With advances in neuroscience, we might have pharmacological or surgical remedies for emotions like anger, envy, and spite. Just like the heart, liver, or kidney, the brain is an organ that can malfunction. Unlike other organs though, the brain’s malfunctioning can manifest in ways we might conceivably describe as ‘evil’ behaviour – lack of impulse control, rage issues, etc. Several techniques are being developed (for example, transcranial magnetic stimulation (TMS) to treat these malfunctions and a lot more is on the way.
How will belief systems, predicated largely on the notion of ‘good’ and ‘evil’, respond to this new paradigm? How will you explain evil in a world where ‘immoral’ actions are no longer viewed as the workings of an evil, cackling soul, but as neurochemical glitches in imperfect systems?
Furthermore, today we know our emotions are biochemical signals; they can be influenced. Imagine, not too far from now, nanobots swimming across your bloodstream or the biometric sensors on your body, collecting information at the most granular level and relaying it to a bot who will work out before you even realise what you might feel in the next few minutes or hours. Imagine your robotic assistant warning you that in one hour and 27 minutes you will likely feel sad or angry.
And how will AI and VR shape our understanding of consciousness? If consciousness is merely an epiphenomenon, something which comes along for the ride after a certain level of information integration has been achieved, as might be demonstrated in the robots of the future, then how will we view the experience of having a ‘self’ – the ‘I’ we all perceive authors our thoughts, actions, and feelings?
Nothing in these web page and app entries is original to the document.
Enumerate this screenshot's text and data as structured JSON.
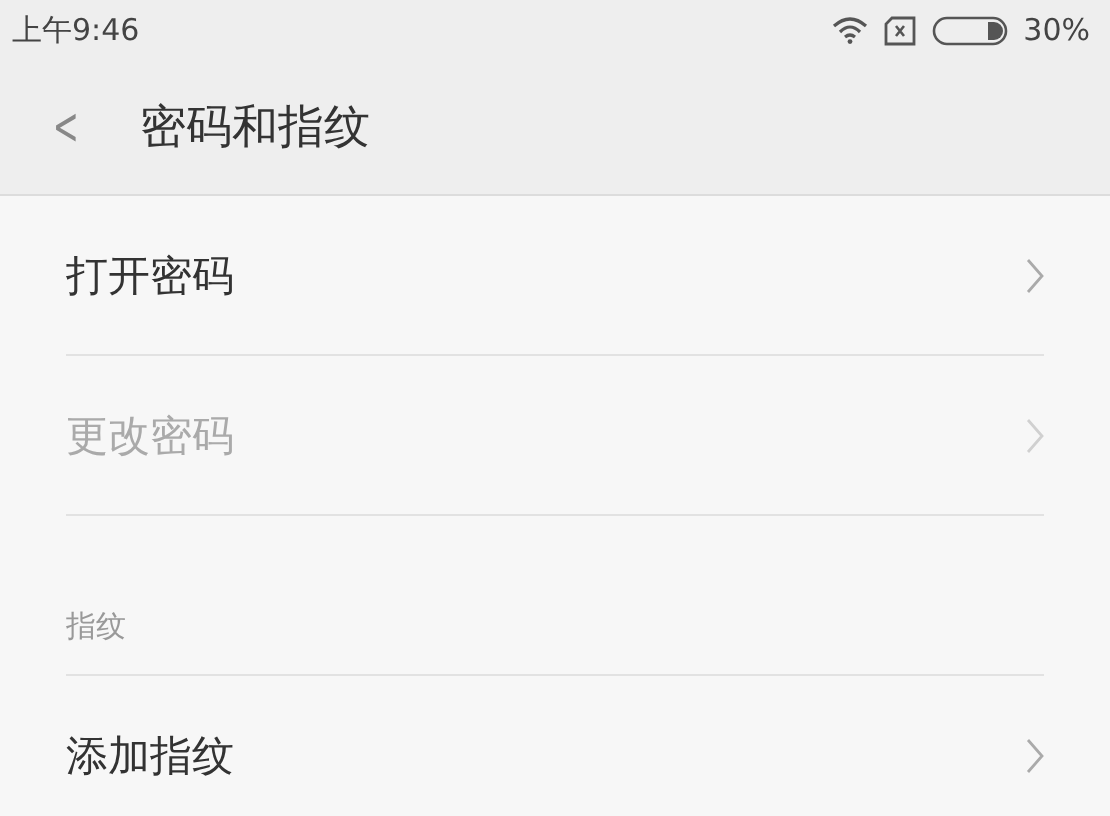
{
  "status_bar": {
    "time": "上午9:46",
    "battery_percent": "30%"
  },
  "header": {
    "back": "<",
    "title": "密码和指纹"
  },
  "items": [
    {
      "kind": "row",
      "label": "打开密码",
      "disabled": false
    },
    {
      "kind": "row",
      "label": "更改密码",
      "disabled": true
    },
    {
      "kind": "section",
      "label": "指纹"
    },
    {
      "kind": "row",
      "label": "添加指纹",
      "disabled": false
    }
  ]
}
If it is just information processing and calculations all the way down to the most atomic level, how will this impact our relationship to autonomous action and free will? What implications might this have on our legal systems based on the concept of retributive justice?
What about labour markets? Soon enough machine labour and automation will enable production capacities approaching the cost of raw material. Imagine a world where marginal costs hold steady for almost every good and service we can imagine. How will this impact the profit motive – the bedrock of free-market capitalism?
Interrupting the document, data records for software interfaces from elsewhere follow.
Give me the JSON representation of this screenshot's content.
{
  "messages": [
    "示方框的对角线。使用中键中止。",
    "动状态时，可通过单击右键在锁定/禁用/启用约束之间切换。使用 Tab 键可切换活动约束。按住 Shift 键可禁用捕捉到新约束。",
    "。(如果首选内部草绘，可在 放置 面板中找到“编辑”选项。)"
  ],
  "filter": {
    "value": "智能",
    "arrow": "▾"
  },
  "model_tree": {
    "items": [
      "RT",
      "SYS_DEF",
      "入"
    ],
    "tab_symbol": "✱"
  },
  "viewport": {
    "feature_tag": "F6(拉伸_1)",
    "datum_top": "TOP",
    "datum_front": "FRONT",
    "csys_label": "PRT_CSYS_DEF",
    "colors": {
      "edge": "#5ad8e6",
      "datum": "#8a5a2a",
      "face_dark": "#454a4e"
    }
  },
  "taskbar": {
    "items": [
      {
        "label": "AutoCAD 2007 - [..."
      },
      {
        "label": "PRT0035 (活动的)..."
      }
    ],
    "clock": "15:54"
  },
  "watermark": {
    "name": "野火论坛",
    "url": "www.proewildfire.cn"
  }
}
Again, anyone who finds this scenario inconceivable, or just plain bizarre, should think about this: 200 years ago, if you had come across some farmers tending to their farms, and had pulled out your smartphone and, with a single click, fired up a video conference with someone on the opposite side of the globe, all within a timeframe too short for the human mind to even perceive, carried over by signals the human eye cannot see, how do you think they would have reacted? And how might they have reacted had you shown them pictures of satellites and space stations orbiting Earth?
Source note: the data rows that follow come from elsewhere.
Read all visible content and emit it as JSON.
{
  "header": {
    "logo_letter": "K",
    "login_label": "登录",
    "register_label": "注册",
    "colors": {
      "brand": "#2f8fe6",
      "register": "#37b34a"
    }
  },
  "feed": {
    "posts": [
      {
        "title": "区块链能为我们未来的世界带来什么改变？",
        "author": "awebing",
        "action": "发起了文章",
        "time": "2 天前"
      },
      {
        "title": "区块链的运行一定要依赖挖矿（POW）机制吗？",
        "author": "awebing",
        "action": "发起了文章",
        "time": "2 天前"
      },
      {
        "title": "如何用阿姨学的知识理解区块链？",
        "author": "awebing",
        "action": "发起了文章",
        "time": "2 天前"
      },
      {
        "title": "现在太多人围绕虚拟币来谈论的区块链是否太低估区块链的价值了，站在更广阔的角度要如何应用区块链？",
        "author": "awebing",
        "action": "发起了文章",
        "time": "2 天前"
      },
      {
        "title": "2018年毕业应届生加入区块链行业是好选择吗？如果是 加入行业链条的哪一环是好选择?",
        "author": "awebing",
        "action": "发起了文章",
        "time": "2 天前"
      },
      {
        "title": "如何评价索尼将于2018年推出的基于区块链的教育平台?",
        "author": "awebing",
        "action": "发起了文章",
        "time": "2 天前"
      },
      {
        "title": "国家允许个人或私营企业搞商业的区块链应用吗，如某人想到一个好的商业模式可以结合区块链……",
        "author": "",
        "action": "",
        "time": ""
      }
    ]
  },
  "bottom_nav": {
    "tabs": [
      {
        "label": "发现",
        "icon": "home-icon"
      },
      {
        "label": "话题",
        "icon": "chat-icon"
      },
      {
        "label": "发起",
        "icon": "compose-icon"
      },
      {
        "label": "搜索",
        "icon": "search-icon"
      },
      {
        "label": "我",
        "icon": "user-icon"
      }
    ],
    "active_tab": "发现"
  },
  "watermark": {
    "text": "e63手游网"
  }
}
It is, therefore, quite conceivable that decades from now, people or cyborgs will look back at us with the same dismay we reserve for hunters and gatherers of the past. They will balk at all the needless wars we fought, the gratuitous damage we did to our climate and ecology, the ruthless systems of the economy we built around poor incentive structures, which promoted pretense, greed, and jealousy and yielded shocking levels of inequality and immiserated millions along the way, and the flawed justice we dispensed, based on a primal conception of the human brain, throwing people in steel cages, or simply hanging with their necks snapped.
Perhaps we are all better served to take a pause, understand ourselves, and be humbled by the acknowledgement of how much ground there is still left be covered for us to live up to our actual potential.
The writer is a freelance contributor.